EXERCISE DESCRIPTION:
Repeat the following data exactly, omitting pictures.

[Stored dataset items]
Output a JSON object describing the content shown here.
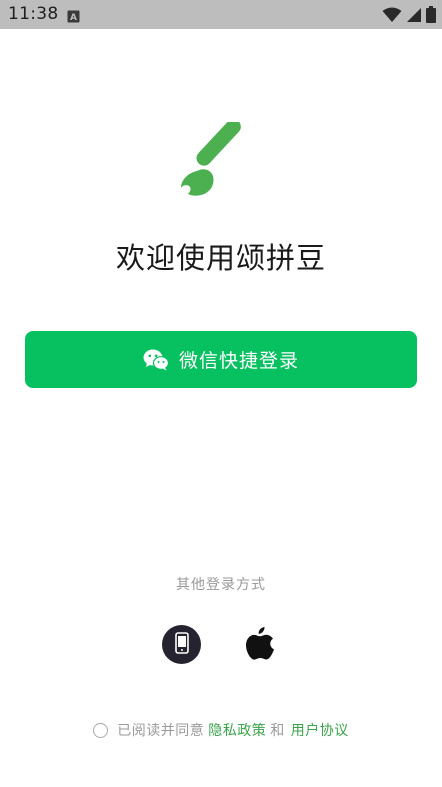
{
  "status_bar": {
    "time": "11:38",
    "icons": [
      "notification-a-icon",
      "wifi-icon",
      "signal-icon",
      "battery-icon"
    ]
  },
  "logo": {
    "icon": "paintbrush-icon",
    "color": "#4caf50"
  },
  "welcome": {
    "title": "欢迎使用颂拼豆"
  },
  "wechat_login": {
    "label": "微信快捷登录",
    "icon": "wechat-icon",
    "background": "#07c160"
  },
  "other_login": {
    "label": "其他登录方式",
    "options": [
      {
        "icon": "phone-icon"
      },
      {
        "icon": "apple-icon"
      }
    ]
  },
  "agreement": {
    "prefix": "已阅读并同意",
    "privacy_link": "隐私政策",
    "conjunction": "和",
    "terms_link": "用户协议",
    "link_color": "#3aa54a"
  }
}
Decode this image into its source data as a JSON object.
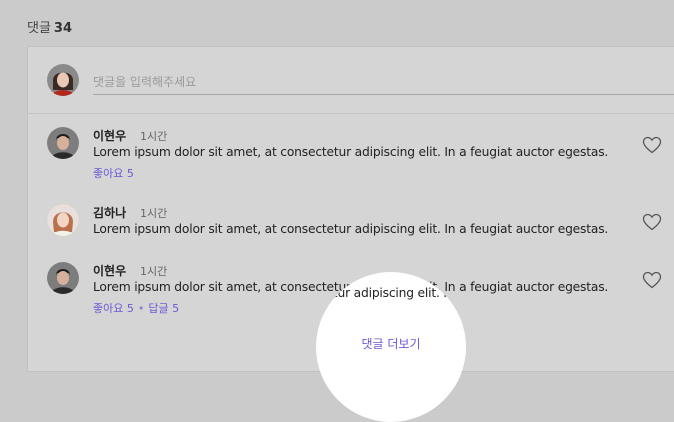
{
  "header": {
    "label": "댓글",
    "count": "34"
  },
  "input": {
    "placeholder": "댓글을 입력해주세요"
  },
  "comments": [
    {
      "name": "이현우",
      "time": "1시간",
      "text": "Lorem ipsum dolor sit amet, at consectetur adipiscing elit. In a feugiat auctor egestas.",
      "likes": "좋아요 5",
      "replies": "",
      "avatar": "male-avatar"
    },
    {
      "name": "김하나",
      "time": "1시간",
      "text": "Lorem ipsum dolor sit amet, at consectetur adipiscing elit. In a feugiat auctor egestas.",
      "likes": "",
      "replies": "",
      "avatar": "female-avatar"
    },
    {
      "name": "이현우",
      "time": "1시간",
      "text": "Lorem ipsum dolor sit amet, at consectetur adipiscing elit. In a feugiat auctor egestas.",
      "likes": "좋아요 5",
      "replies": "답글 5",
      "avatar": "male-avatar"
    }
  ],
  "more_button": "댓글 더보기",
  "colors": {
    "accent": "#6b5ad6",
    "background": "#cbcbcb",
    "panel": "#d5d5d5"
  }
}
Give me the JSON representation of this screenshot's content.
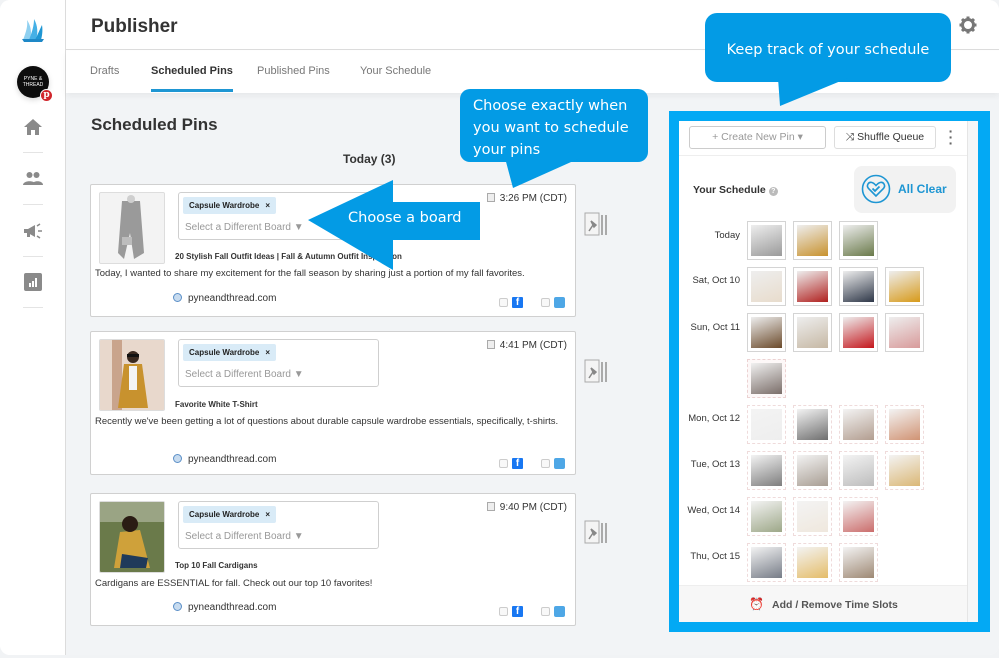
{
  "app": {
    "title": "Publisher",
    "nav": [
      "home",
      "team",
      "campaigns",
      "analytics"
    ],
    "profile_initials": "PYNE & THREAD"
  },
  "tabs": [
    {
      "label": "Drafts",
      "active": false
    },
    {
      "label": "Scheduled Pins",
      "active": true
    },
    {
      "label": "Published Pins",
      "active": false
    },
    {
      "label": "Your Schedule",
      "active": false
    }
  ],
  "main": {
    "section_title": "Scheduled Pins",
    "day_heading": "Today (3)",
    "pins": [
      {
        "board": "Capsule Wardrobe",
        "board_remove": "×",
        "board_select": "Select a Different Board ▼",
        "time": "3:26 PM (CDT)",
        "title": "20 Stylish Fall Outfit Ideas | Fall & Autumn Outfit Inspiration",
        "description": "Today, I wanted to share my excitement for the fall season by sharing just a portion of my fall favorites.",
        "link": "pyneandthread.com",
        "facebook": false,
        "twitter": false
      },
      {
        "board": "Capsule Wardrobe",
        "board_remove": "×",
        "board_select": "Select a Different Board ▼",
        "time": "4:41 PM (CDT)",
        "title": "Favorite White T-Shirt",
        "description": "Recently we've been getting a lot of questions about durable capsule wardrobe essentials, specifically, t-shirts.",
        "link": "pyneandthread.com",
        "facebook": false,
        "twitter": false
      },
      {
        "board": "Capsule Wardrobe",
        "board_remove": "×",
        "board_select": "Select a Different Board ▼",
        "time": "9:40 PM (CDT)",
        "title": "Top 10 Fall Cardigans",
        "description": "Cardigans are ESSENTIAL for fall. Check out our top 10 favorites!",
        "link": "pyneandthread.com",
        "facebook": false,
        "twitter": false
      }
    ]
  },
  "schedule": {
    "create_label": "+ Create New Pin ▾",
    "shuffle_label": "⤨ Shuffle Queue",
    "title": "Your Schedule",
    "help": "?",
    "status": "All Clear",
    "footer": "Add / Remove Time Slots",
    "days": [
      {
        "label": "Today",
        "count": 3
      },
      {
        "label": "Sat, Oct 10",
        "count": 4
      },
      {
        "label": "Sun, Oct 11",
        "count": 5
      },
      {
        "label": "Mon, Oct 12",
        "count": 4
      },
      {
        "label": "Tue, Oct 13",
        "count": 4
      },
      {
        "label": "Wed, Oct 14",
        "count": 3
      },
      {
        "label": "Thu, Oct 15",
        "count": 3
      }
    ]
  },
  "callouts": {
    "when": "Choose exactly when you want to schedule your pins",
    "board": "Choose a board",
    "schedule": "Keep track of your schedule"
  },
  "colors": {
    "accent": "#1e96d3",
    "callout": "#039be5",
    "highlight_frame": "#03a9f4",
    "facebook": "#1877f2",
    "twitter": "#4ea7e6"
  }
}
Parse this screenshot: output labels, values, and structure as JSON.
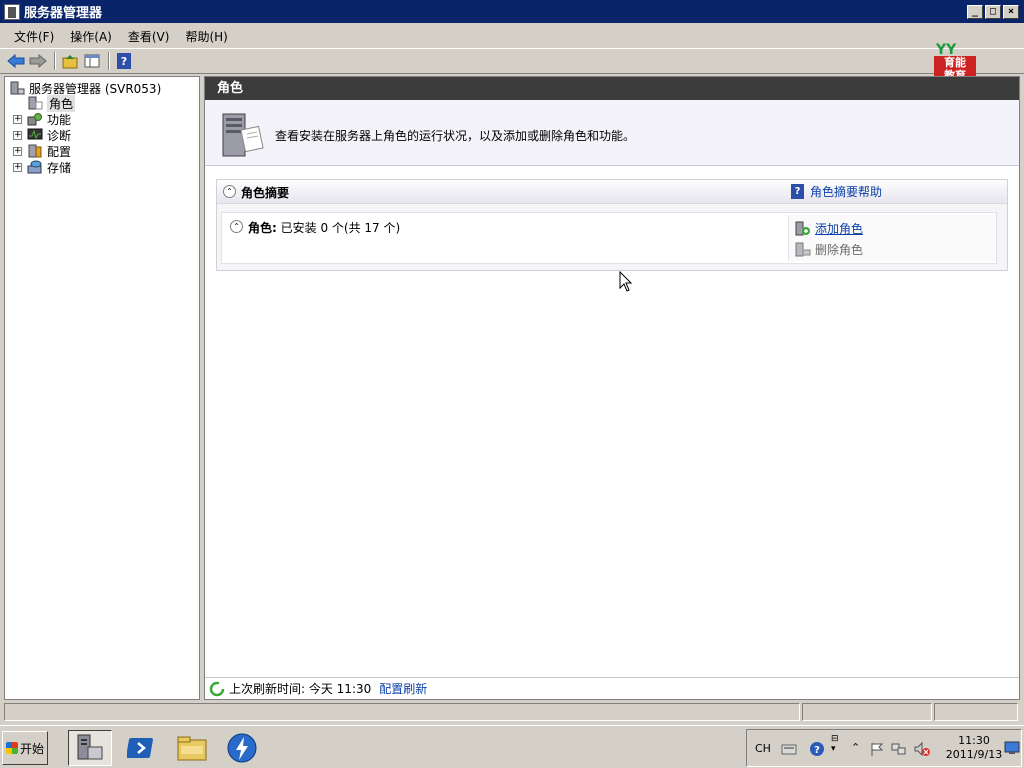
{
  "window": {
    "title": "服务器管理器"
  },
  "menu": [
    "文件(F)",
    "操作(A)",
    "查看(V)",
    "帮助(H)"
  ],
  "watermark": {
    "top": "YY",
    "bottom": "育能\n教育"
  },
  "tree": {
    "root": "服务器管理器 (SVR053)",
    "items": [
      {
        "label": "角色",
        "expandable": false,
        "selected": true,
        "icon": "roles-icon"
      },
      {
        "label": "功能",
        "expandable": true,
        "icon": "features-icon"
      },
      {
        "label": "诊断",
        "expandable": true,
        "icon": "diagnostics-icon"
      },
      {
        "label": "配置",
        "expandable": true,
        "icon": "configuration-icon"
      },
      {
        "label": "存储",
        "expandable": true,
        "icon": "storage-icon"
      }
    ]
  },
  "main": {
    "header": "角色",
    "description": "查看安装在服务器上角色的运行状况，以及添加或删除角色和功能。",
    "summary": {
      "title": "角色摘要",
      "help_link": "角色摘要帮助",
      "roles_label": "角色:",
      "roles_status": "已安装 0 个(共 17 个)",
      "actions": {
        "add": "添加角色",
        "remove": "删除角色"
      }
    },
    "status": {
      "text": "上次刷新时间: 今天 11:30",
      "link": "配置刷新"
    }
  },
  "taskbar": {
    "start": "开始",
    "lang": "CH",
    "time": "11:30",
    "date": "2011/9/13"
  },
  "colors": {
    "titlebar": "#0a246a",
    "link": "#0a3ea8",
    "header": "#3c3c3c"
  }
}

WRITTEN SOLUTION:
Output a JSON object describing the content shown here.
{
  "status_bar": {
    "time": "11:38",
    "icons": [
      "notification-a-icon",
      "wifi-icon",
      "signal-icon",
      "battery-icon"
    ]
  },
  "logo": {
    "icon": "paintbrush-icon",
    "color": "#4caf50"
  },
  "welcome": {
    "title": "欢迎使用颂拼豆"
  },
  "wechat_login": {
    "label": "微信快捷登录",
    "icon": "wechat-icon",
    "background": "#07c160"
  },
  "other_login": {
    "label": "其他登录方式",
    "options": [
      {
        "icon": "phone-icon"
      },
      {
        "icon": "apple-icon"
      }
    ]
  },
  "agreement": {
    "prefix": "已阅读并同意",
    "privacy_link": "隐私政策",
    "conjunction": "和",
    "terms_link": "用户协议",
    "link_color": "#3aa54a"
  }
}
Decode this image into its source data as a JSON object.
{
  "header": {
    "label": "댓글",
    "count": "34"
  },
  "input": {
    "placeholder": "댓글을 입력해주세요"
  },
  "comments": [
    {
      "name": "이현우",
      "time": "1시간",
      "text": "Lorem ipsum dolor sit amet, at consectetur adipiscing elit. In a feugiat auctor egestas.",
      "likes": "좋아요 5",
      "replies": "",
      "avatar": "male-avatar"
    },
    {
      "name": "김하나",
      "time": "1시간",
      "text": "Lorem ipsum dolor sit amet, at consectetur adipiscing elit. In a feugiat auctor egestas.",
      "likes": "",
      "replies": "",
      "avatar": "female-avatar"
    },
    {
      "name": "이현우",
      "time": "1시간",
      "text": "Lorem ipsum dolor sit amet, at consectetur adipiscing elit. In a feugiat auctor egestas.",
      "likes": "좋아요 5",
      "replies": "답글 5",
      "avatar": "male-avatar"
    }
  ],
  "more_button": "댓글 더보기",
  "colors": {
    "accent": "#6b5ad6",
    "background": "#cbcbcb",
    "panel": "#d5d5d5"
  }
}
Give me the JSON representation of this screenshot's content.
{
  "app": {
    "title": "Publisher",
    "nav": [
      "home",
      "team",
      "campaigns",
      "analytics"
    ],
    "profile_initials": "PYNE & THREAD"
  },
  "tabs": [
    {
      "label": "Drafts",
      "active": false
    },
    {
      "label": "Scheduled Pins",
      "active": true
    },
    {
      "label": "Published Pins",
      "active": false
    },
    {
      "label": "Your Schedule",
      "active": false
    }
  ],
  "main": {
    "section_title": "Scheduled Pins",
    "day_heading": "Today (3)",
    "pins": [
      {
        "board": "Capsule Wardrobe",
        "board_remove": "×",
        "board_select": "Select a Different Board ▼",
        "time": "3:26 PM (CDT)",
        "title": "20 Stylish Fall Outfit Ideas | Fall & Autumn Outfit Inspiration",
        "description": "Today, I wanted to share my excitement for the fall season by sharing just a portion of my fall favorites.",
        "link": "pyneandthread.com",
        "facebook": false,
        "twitter": false
      },
      {
        "board": "Capsule Wardrobe",
        "board_remove": "×",
        "board_select": "Select a Different Board ▼",
        "time": "4:41 PM (CDT)",
        "title": "Favorite White T-Shirt",
        "description": "Recently we've been getting a lot of questions about durable capsule wardrobe essentials, specifically, t-shirts.",
        "link": "pyneandthread.com",
        "facebook": false,
        "twitter": false
      },
      {
        "board": "Capsule Wardrobe",
        "board_remove": "×",
        "board_select": "Select a Different Board ▼",
        "time": "9:40 PM (CDT)",
        "title": "Top 10 Fall Cardigans",
        "description": "Cardigans are ESSENTIAL for fall. Check out our top 10 favorites!",
        "link": "pyneandthread.com",
        "facebook": false,
        "twitter": false
      }
    ]
  },
  "schedule": {
    "create_label": "+ Create New Pin ▾",
    "shuffle_label": "⤨ Shuffle Queue",
    "title": "Your Schedule",
    "help": "?",
    "status": "All Clear",
    "footer": "Add / Remove Time Slots",
    "days": [
      {
        "label": "Today",
        "count": 3
      },
      {
        "label": "Sat, Oct 10",
        "count": 4
      },
      {
        "label": "Sun, Oct 11",
        "count": 5
      },
      {
        "label": "Mon, Oct 12",
        "count": 4
      },
      {
        "label": "Tue, Oct 13",
        "count": 4
      },
      {
        "label": "Wed, Oct 14",
        "count": 3
      },
      {
        "label": "Thu, Oct 15",
        "count": 3
      }
    ]
  },
  "callouts": {
    "when": "Choose exactly when you want to schedule your pins",
    "board": "Choose a board",
    "schedule": "Keep track of your schedule"
  },
  "colors": {
    "accent": "#1e96d3",
    "callout": "#039be5",
    "highlight_frame": "#03a9f4",
    "facebook": "#1877f2",
    "twitter": "#4ea7e6"
  }
}
Parse this screenshot: output labels, values, and structure as JSON.
{
  "window": {
    "title": "服务器管理器"
  },
  "menu": [
    "文件(F)",
    "操作(A)",
    "查看(V)",
    "帮助(H)"
  ],
  "watermark": {
    "top": "YY",
    "bottom": "育能\n教育"
  },
  "tree": {
    "root": "服务器管理器 (SVR053)",
    "items": [
      {
        "label": "角色",
        "expandable": false,
        "selected": true,
        "icon": "roles-icon"
      },
      {
        "label": "功能",
        "expandable": true,
        "icon": "features-icon"
      },
      {
        "label": "诊断",
        "expandable": true,
        "icon": "diagnostics-icon"
      },
      {
        "label": "配置",
        "expandable": true,
        "icon": "configuration-icon"
      },
      {
        "label": "存储",
        "expandable": true,
        "icon": "storage-icon"
      }
    ]
  },
  "main": {
    "header": "角色",
    "description": "查看安装在服务器上角色的运行状况，以及添加或删除角色和功能。",
    "summary": {
      "title": "角色摘要",
      "help_link": "角色摘要帮助",
      "roles_label": "角色:",
      "roles_status": "已安装 0 个(共 17 个)",
      "actions": {
        "add": "添加角色",
        "remove": "删除角色"
      }
    },
    "status": {
      "text": "上次刷新时间: 今天 11:30",
      "link": "配置刷新"
    }
  },
  "taskbar": {
    "start": "开始",
    "lang": "CH",
    "time": "11:30",
    "date": "2011/9/13"
  },
  "colors": {
    "titlebar": "#0a246a",
    "link": "#0a3ea8",
    "header": "#3c3c3c"
  }
}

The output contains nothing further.